In the music video for Suki Suki Daisuku she subverts the Japanese pop idol by playing the stylish woman, the schoolgirl, the small spoiled brat, a nurse,… and in black and white her fragile self (or is it?), all the while singing:
Kiss me like thumping, as blood clots on my lips
Hold me, as my ribs breaking
I love you so much
I love you so much
I love you so much
Say you love me or I’ll kill you!
– Suki Suki Daisuki
Is it subversive or is it also a partial truth? While she seemingly laughs with the stereotypes “Kiss me like thumping, as blood clots on my lips / Hold me, as my ribs breaking” they could also be read as an intense love, a love where you want to be as close as possible, no matter the hurt it could cause. But it also reminds me of a yearning for death and hurt. Say you love me or I’ll kill you! Is it? Or is it Say you’ll love me or I’ll choose death!
Still, what I admire most is the frankness of her lyrics and music. Often unnerving, sometimes painful, all because it hits so close to home with me.
When you are to notice me
The girl who has changed into an insect
With an amber colored stomach
Shall have a parasitic plant
Growing stems of sorrow on her amber colored back
– Sanagi Ka No Onna
She uses femininity as a tool, not as a marker of her gender identity, but rather as a questioning if it. Often its a femininity tuned up to a terrifying degree it could frighten you. In a sweet dress she wears her wigs askew and goes from quiet overly cute vocals to loud false-pitched screaming. It feels like the femininity that’s forced upon some of us that can be part of you as an actual person while also gradually making you lose your mind because it’s so damn stifling. She shows us: this is how these standards have deformed me.

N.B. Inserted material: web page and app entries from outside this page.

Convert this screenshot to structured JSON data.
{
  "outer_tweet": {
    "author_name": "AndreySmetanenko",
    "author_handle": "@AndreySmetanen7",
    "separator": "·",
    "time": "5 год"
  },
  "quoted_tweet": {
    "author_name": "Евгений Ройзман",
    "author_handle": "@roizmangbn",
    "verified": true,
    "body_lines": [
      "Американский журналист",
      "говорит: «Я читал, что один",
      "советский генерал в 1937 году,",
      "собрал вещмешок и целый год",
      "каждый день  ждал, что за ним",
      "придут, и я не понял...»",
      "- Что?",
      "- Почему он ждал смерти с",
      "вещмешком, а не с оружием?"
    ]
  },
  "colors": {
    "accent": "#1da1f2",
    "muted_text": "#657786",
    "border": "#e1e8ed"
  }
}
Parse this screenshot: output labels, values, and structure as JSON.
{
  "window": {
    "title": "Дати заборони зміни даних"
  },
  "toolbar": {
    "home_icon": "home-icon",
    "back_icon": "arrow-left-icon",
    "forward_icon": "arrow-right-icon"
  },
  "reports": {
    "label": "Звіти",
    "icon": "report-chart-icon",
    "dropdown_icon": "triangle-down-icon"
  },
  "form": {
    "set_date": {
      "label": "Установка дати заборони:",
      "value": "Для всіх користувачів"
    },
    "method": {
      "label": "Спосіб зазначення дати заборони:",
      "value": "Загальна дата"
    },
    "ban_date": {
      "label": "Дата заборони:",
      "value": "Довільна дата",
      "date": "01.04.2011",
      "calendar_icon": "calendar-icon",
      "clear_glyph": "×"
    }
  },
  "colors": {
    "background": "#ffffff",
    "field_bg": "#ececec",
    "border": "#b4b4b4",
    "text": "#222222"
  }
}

She tells us of wanting to destroy yourself, or the image of yourself, messy bloody, painful too. For me, it goes eerily perfect with the themes of alienation and extreme femininity.
I’m broken-hearted and in utter despair
but I’m not going to die, no, I’m not going to die
The moonlight shines so bright it’s dazzling
– Not Dead Luna
Through playing different characters and telling stories Togawa finds her own place; she seems to have created her own world, which often aligns with some of our shared worlds, too. In her singular world; telling us stories of alienation with insect-imagery, Jun Togawa has ended up communicating with a whole lot of us. But this also points to the fact the we need to make our own worlds. Experiment: scream and cry, go away and come back, try to understand your anger and hurt. Squeeze me till my ribs break and create our own spaces, bloody-hearted or kind and soft, possibly both.
(Side note: the link to the lyrics is indeed a website I moderate and I am forever looking for translations, so if you know of any let me know!)